Haskell Burton became the preacher after Larry Mitchell departed. The church of Christ in Niceville, Florida, had been helping the Cairo church for a while at this point. Someone came from Niceville and preached for a gospel meeting. Not long afterward, Doug Cook became the new preacher. He was followed by Richard Gibbs, who in turn was followed by Garry Pollard. In the spring of 1975 the church held a three-week gospel meeting in the spring. Ped and Lucille Croley moved from Havana to a farm north of Whigham and remained faithful members for many years.
After Joe Sims preached for the congregation for a while, Harris McCaleb became the preacher. He was later followed by John Neff, then Robert Argersinger. After that John Cowart from the Timberlane church came from Tallahassee each week to preach and teach until a new preacher could be hired. Harold King started on January 1, 1992 and would retire in 2005 rather than leaving.

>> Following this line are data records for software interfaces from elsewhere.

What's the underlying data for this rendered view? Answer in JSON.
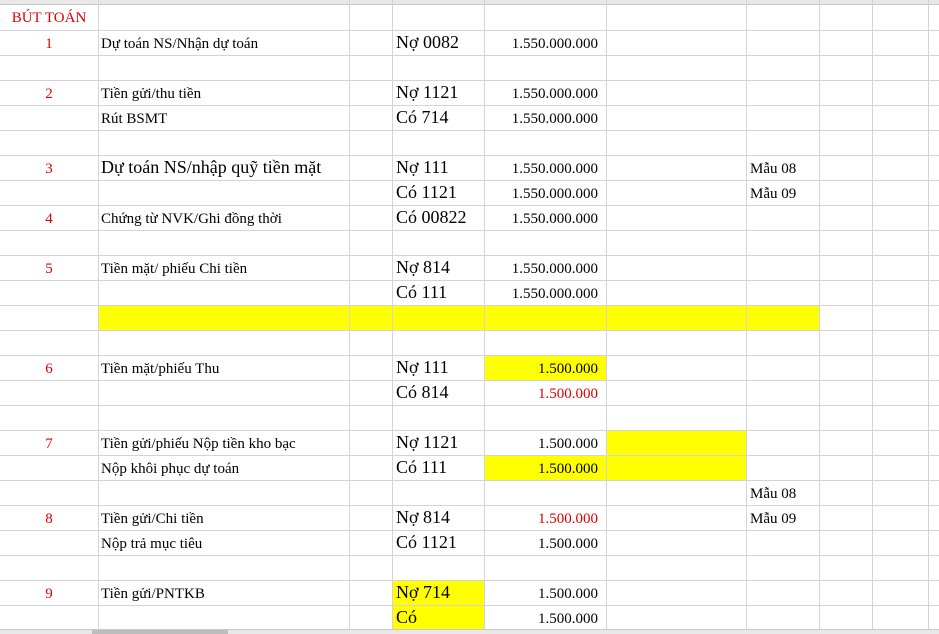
{
  "sheet": {
    "header": "BÚT TOÁN",
    "rows": {
      "r1": {
        "num": "1",
        "desc": "Dự toán NS/Nhận dự toán",
        "acct": "Nợ 0082",
        "amount": "1.550.000.000"
      },
      "r2": {
        "num": "2",
        "desc": "Tiền gửi/thu tiền",
        "acct": "Nợ 1121",
        "amount": "1.550.000.000"
      },
      "r2b": {
        "desc": "Rút BSMT",
        "acct": "Có 714",
        "amount": "1.550.000.000"
      },
      "r3": {
        "num": "3",
        "desc": "Dự toán NS/nhập quỹ tiền mặt",
        "acct": "Nợ 111",
        "amount": "1.550.000.000",
        "form": "Mẫu 08"
      },
      "r3b": {
        "acct": "Có 1121",
        "amount": "1.550.000.000",
        "form": "Mẫu 09"
      },
      "r4": {
        "num": "4",
        "desc": "Chứng từ NVK/Ghi đồng thời",
        "acct": "Có 00822",
        "amount": "1.550.000.000"
      },
      "r5": {
        "num": "5",
        "desc": "Tiền mặt/ phiếu Chi tiền",
        "acct": "Nợ 814",
        "amount": "1.550.000.000"
      },
      "r5b": {
        "acct": "Có 111",
        "amount": "1.550.000.000"
      },
      "r6": {
        "num": "6",
        "desc": "Tiền mặt/phiếu Thu",
        "acct": "Nợ 111",
        "amount": "1.500.000"
      },
      "r6b": {
        "acct": "Có 814",
        "amount": "1.500.000"
      },
      "r7": {
        "num": "7",
        "desc": "Tiền gửi/phiếu Nộp tiền kho bạc",
        "acct": "Nợ 1121",
        "amount": "1.500.000"
      },
      "r7b": {
        "desc": "Nộp khôi phục dự toán",
        "acct": "Có 111",
        "amount": "1.500.000"
      },
      "r8a": {
        "form": "Mẫu 08"
      },
      "r8": {
        "num": "8",
        "desc": "Tiền gửi/Chi tiền",
        "acct": "Nợ 814",
        "amount": "1.500.000",
        "form": "Mẫu 09"
      },
      "r8b": {
        "desc": "Nộp trả mục tiêu",
        "acct": "Có 1121",
        "amount": "1.500.000"
      },
      "r9": {
        "num": "9",
        "desc": "Tiền gửi/PNTKB",
        "acct": "Nợ 714",
        "amount": "1.500.000"
      },
      "r9b": {
        "acct": "Có",
        "amount": "1.500.000"
      }
    }
  },
  "colors": {
    "highlight": "#ffff00",
    "red_text": "#e00000",
    "gridline": "#d4d4d4"
  }
}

The Kings had come from a long tenure in Bainbridge and had three grown children.
Russell Register served as Treasurer during these years. The church was guided through business meetings of the men in the congregation, with most of the men taking turns as president. Occasionally the congregation would have a guest speaker come for a gospel meeting.
After heart trouble and a stroke, Brother King had a long period of recuperation. During that time, men from the Timberlane church of Christ in Tallahassee came and preached on a rotation basis, coordinated by John Cowart, who was by this time an elder at Timberlane. Brother King decided to retire and allow the congregation to look for a new pulpit minister. The congregation raised enough for Harold and Judy King to put a down payment on a home, and the couple remained in Cairo.
Stefano Mugnaini, a Freed-Hardeman graduate from Jacksonville, Florida, took the pulpit in June of 2005, also his first. His wife, Shelli, an RN went to work in local hospitals. During this time the church was strengthened in its organization and energy for outreach. After much study the congregation identified three elders in May of 2006: Johnny Hurst, Harold King, and Alan Kaye. The first elders meeting was at breakfast on May 29 (Memorial Day) at Burger King, because most restaurants were closed. In July of 2006 the congregation held its first VBS in nearly 20 years, assisted greatly by the teenage youth group from Cordova, Tennessee, with a total attendance of 82 children and adults on the last night. Stefano and Shelli stayed until April of 2007, when they moved to Charleston, South Carolina.
At age 22, Art Ray Wilson came to Cairo in 2008 from Mountain View, Arkansas. His brother Keith, who was still in high school at the time, came with him, and they brought their grandmother, Willa Mae Brooks. A graduate of the Memphis School of Preaching, Art came well prepared and has done some excellent work in building up the church since the time of his arrival.
In 2009 Keith left for college, and on March 20, 2010, Art married Amy Stewart of Moultrie. Things are going well, and Art is doing a lot to help the congregation's outreach effort.
In May of 2014, William Hester of Pinson, AL, will begin preaching for the congregation.
While the congregation has never been very large, it is still very much alive and well, with the potential for a bright future ahead. The members are reaching out to others who would like to worship with the church.